■ SOURCE MATERIAL:
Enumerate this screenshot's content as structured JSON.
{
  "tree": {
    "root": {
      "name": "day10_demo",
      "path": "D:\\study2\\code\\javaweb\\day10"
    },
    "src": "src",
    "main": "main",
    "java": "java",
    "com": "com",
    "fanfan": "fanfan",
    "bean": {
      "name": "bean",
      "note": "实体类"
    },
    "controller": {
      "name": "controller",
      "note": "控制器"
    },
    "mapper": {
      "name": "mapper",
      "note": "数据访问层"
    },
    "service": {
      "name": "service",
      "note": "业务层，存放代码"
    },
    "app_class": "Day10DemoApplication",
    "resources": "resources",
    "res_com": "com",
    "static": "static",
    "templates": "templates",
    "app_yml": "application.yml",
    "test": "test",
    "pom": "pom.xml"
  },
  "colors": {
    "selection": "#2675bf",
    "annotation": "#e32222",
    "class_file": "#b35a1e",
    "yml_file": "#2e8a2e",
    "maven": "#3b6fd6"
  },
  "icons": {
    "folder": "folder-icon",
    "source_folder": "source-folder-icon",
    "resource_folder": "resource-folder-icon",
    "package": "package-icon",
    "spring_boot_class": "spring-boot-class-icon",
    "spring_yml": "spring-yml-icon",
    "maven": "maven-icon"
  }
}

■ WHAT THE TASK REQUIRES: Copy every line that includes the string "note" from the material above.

■ OUTPUT FOR THIS TASK:
      "note": "实体类"
      "note": "控制器"
      "note": "数据访问层"
      "note": "业务层，存放代码"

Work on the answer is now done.